Right wing ideologies seep into our thought processes in surpising ways. In my old, deleted YouTube account I made a video called Pro-Traumatic Revolutionary Disorder about the prominence of the idea that what is required to "turn people revolutionary" is for them to be abused by an alpha male character (e.g. Tyler Durden from Fight Club or V from V for Vendetta). The title of the video was a pun on Post Traumatic Stress Disorder, which would more likely be the result of the interactions portrayed in V for Vendetta (for example) then the kind of anti-authoritarian epiphany portrayed in the movie.

While most people can recognize the macho posturing in these boy fantasies, I noticed a more subtle and more prominent manifestation of this which kind of excited me a bit cause it's the perfect counter to the "no body wants to do anything" whining that's prevalent almost everywhere.

I was talking with one of my friends and she was saying that the reason the people we know don't protest more is because they are comfortable with their white middle class privilege. Because they don't have to fight to survive they don't care about the world. This is something which I had agreed with until I suddenly had this thought.

The 60's/70's is seen as the time of uber-revolution. It's the ideal that every radical wants to return to so they could be in the streets with 100 000's instead of 10's. But this wasn't a time of hardship. People had it way, WAY, cushier in the 60's/70's then we do now. In Australia, we had free university education, we had a better health care system, we had a less punitive, more widely available welfare system.

Today everything has withered away. It didn't "toughen us up". It didn't make us more revolutionary. We just got trounced.

I think their are two big reasons for this

1. The capitalists have forever won the battle with the unions. Now that capital can be pulled out of a country and moved to another country on a whim, the unions have no bargaining power. Only industries that must be localized (building, teaching, nursing) have power and even many of these can be undermined via other methods. Casualisation for instace.

2. The increasing destruction of face to face communities, mean that we don't know each other as well as we used to. That bond is essential for social movements. You've got to trust each other to take risks together and you've got to know each other in order to do that. Consumerism has replaced community. We need to fix that before we can fix anything.

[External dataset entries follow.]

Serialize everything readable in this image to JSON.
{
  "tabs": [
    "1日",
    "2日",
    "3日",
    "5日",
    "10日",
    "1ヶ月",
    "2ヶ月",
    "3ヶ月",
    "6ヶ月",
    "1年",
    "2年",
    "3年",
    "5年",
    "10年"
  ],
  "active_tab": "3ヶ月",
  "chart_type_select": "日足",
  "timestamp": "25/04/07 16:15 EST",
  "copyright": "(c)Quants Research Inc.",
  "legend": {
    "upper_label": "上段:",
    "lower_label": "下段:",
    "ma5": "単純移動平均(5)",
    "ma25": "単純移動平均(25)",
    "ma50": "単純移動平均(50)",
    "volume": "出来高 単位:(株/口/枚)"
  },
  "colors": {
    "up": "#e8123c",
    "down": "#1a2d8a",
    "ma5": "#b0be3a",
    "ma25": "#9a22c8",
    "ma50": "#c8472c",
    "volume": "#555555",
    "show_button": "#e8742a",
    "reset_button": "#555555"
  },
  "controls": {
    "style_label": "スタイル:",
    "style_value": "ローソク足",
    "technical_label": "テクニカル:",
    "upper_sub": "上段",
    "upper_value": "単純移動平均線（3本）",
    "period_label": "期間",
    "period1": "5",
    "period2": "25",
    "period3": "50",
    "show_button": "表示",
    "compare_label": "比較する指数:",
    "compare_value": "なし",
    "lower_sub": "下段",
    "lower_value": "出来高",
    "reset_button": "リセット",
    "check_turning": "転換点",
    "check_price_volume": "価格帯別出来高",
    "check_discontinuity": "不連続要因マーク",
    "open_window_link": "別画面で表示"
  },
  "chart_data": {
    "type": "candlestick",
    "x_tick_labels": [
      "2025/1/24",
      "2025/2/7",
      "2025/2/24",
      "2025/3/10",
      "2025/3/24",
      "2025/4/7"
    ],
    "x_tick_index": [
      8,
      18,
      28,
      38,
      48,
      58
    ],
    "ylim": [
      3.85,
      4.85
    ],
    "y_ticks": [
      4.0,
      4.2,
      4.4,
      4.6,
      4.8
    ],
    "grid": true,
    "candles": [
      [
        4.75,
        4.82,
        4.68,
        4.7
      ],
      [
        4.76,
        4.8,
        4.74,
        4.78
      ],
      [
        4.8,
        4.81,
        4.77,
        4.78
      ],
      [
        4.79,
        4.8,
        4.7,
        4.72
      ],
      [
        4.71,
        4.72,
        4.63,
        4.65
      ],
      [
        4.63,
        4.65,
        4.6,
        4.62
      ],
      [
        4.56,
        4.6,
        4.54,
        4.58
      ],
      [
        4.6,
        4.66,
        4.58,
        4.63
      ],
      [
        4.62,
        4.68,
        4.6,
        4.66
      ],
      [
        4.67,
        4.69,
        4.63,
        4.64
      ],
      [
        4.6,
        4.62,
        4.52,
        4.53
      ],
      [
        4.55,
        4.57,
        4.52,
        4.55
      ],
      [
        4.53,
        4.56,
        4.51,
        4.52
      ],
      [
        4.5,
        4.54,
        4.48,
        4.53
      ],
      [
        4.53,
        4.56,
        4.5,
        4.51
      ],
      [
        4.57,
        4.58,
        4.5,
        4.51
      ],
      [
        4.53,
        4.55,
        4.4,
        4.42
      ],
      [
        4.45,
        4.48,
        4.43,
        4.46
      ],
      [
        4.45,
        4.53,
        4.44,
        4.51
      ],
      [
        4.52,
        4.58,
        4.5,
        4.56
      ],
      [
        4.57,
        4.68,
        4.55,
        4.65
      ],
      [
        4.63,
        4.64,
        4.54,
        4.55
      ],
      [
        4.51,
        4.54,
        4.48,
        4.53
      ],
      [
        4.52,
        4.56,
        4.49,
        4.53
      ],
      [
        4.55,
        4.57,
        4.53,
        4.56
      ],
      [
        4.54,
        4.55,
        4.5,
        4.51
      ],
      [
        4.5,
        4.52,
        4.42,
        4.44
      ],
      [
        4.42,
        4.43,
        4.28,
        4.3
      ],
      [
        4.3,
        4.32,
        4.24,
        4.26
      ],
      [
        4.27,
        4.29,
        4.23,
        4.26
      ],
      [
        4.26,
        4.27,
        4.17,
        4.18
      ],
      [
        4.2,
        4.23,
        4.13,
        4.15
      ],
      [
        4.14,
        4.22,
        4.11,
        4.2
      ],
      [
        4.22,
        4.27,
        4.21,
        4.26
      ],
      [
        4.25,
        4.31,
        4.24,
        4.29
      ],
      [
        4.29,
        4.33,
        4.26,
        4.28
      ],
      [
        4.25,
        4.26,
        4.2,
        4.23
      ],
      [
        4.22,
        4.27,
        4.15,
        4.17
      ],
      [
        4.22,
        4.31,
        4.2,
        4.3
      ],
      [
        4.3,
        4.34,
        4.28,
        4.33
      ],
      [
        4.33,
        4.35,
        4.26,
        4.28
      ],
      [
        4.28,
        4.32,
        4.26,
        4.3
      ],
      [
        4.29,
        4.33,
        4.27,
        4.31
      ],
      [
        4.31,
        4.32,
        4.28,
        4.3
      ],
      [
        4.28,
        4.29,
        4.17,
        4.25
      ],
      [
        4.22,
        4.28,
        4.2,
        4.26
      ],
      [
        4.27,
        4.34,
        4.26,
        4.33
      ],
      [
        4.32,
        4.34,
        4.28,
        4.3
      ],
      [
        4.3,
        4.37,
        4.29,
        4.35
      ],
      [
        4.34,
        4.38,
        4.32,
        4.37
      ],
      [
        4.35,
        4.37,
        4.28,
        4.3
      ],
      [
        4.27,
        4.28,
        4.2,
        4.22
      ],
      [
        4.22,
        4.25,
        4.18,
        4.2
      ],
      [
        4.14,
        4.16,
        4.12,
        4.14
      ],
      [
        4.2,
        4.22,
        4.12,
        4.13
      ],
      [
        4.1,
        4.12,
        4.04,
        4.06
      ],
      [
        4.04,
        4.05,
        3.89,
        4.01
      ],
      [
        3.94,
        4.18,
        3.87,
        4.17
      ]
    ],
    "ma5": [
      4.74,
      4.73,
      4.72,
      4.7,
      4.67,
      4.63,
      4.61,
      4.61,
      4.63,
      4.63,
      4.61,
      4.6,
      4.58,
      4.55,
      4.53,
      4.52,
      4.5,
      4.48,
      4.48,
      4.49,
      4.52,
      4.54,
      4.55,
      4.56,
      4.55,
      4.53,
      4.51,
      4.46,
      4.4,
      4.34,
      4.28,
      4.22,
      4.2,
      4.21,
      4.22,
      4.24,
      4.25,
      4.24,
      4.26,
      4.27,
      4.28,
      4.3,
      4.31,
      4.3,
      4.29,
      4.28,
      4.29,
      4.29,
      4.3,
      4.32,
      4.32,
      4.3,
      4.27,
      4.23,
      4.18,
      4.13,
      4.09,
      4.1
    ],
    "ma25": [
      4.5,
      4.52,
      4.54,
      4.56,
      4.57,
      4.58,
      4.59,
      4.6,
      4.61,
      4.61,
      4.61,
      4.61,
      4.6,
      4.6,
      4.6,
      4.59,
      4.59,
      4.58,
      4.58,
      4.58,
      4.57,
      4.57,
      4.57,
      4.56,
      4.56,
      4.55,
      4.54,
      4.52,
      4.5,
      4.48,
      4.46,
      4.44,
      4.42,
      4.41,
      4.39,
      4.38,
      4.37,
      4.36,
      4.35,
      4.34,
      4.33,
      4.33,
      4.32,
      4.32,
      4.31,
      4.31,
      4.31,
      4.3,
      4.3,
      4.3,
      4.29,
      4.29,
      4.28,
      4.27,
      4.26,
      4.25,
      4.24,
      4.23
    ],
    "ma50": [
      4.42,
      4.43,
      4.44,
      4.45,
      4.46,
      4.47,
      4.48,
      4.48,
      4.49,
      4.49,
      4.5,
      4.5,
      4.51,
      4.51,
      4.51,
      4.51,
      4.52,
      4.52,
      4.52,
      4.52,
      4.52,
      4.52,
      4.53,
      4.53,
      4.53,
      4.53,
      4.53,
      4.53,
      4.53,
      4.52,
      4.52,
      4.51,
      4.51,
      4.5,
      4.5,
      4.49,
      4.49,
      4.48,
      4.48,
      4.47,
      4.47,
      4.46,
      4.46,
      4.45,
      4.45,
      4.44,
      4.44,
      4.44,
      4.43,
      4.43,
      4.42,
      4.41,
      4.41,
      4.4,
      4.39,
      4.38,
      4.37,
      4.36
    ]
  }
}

Strong community bonds are the fertile soil that rebellion grows in. We can keep trying to make better and better seeds (political programs) in an attempt to Monsanto our way out of the problem or we can try rehabilitating the soil.